Younes Delefortrie spent time in Molenbeek but he’s from Antwerp. He went to Syria in 2013 and was arrested when he came back six weeks later. The former member of Sharia4Belgium was given a three year suspended jail sentence. Sharia4Belgium’s leader had been accused of radicalising young Belgians and sending them to Syria.
Delefortrie has written a book about his life as a jihadist.
“I will say what I say to everybody: I am not responsible for the acts of others . I am not responsible for spilled blood everywhere in the world. Those guys who came here to attack what they say in the media are innocent people, they came here with a reason, a reason why. And reason why is that they are attacking people in the Islamic world, in Syria, Iraq, Mali, whatever country France for the moment is putting its hands and its guns in. They came here for revenge. Is it a good thing? I don’t say it’s a good thing because as I say, spilled blood is spilled blood, but we have to understand that it did not just happen because.
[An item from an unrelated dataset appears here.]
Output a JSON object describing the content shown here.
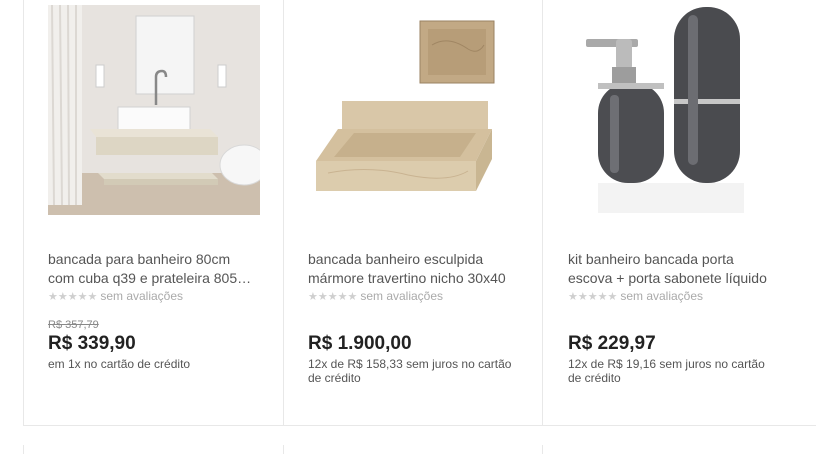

It happened for a reason.”
Imams in Belgium preach the tolerance of Islam, but Cheick Abdelhadi Sewif from Brussel’s Grand Mosque, says in a digital world, some Muslims are not listening to him and other moderate Muslims.
“I’ve been to Molenbeek, and I’ve visited several mosques in Molenbeek, and I preached a few times Molembeek, advising young people there and in other cities to maintain the moderate and tolerant Islam. But there are exceptions. There are people, above all, they were not informed by officially recognised religious institutions, and this is a point that everyone should take on board. They’re informed by websites. They don’t take my advice or guidance from others because to them they are poisonous ideas because I, to him, I’m not Muslim. Because I, in his eyes, and all the imams in Belgium we are not Muslims”.
For many Belgiums both within and outside the Muslim community, peeling back the layers of reasons as to why their country has produced or harboured so many of Europe’s jihadists will take a long time.
Although today, Michael Younes Delefortrie lost his job as a baker because, he believes, of the negative attention he was drawing, Deleforterie has no regrets about going to Syria.
“ First of all, I didn’t do anything wrong,” he says. “Maybe I can blame myself only for coming back because I had a life there. Here all I do is give interviews and write a book to try and explain. I try to be happy but it’s not easy because my life is bordered, with a lot of borders.”
For now Younes cannot travel abroad. But how to deal with him and others who have returned from Syria will remain a key challenge not only for Belgium but for all of Europe.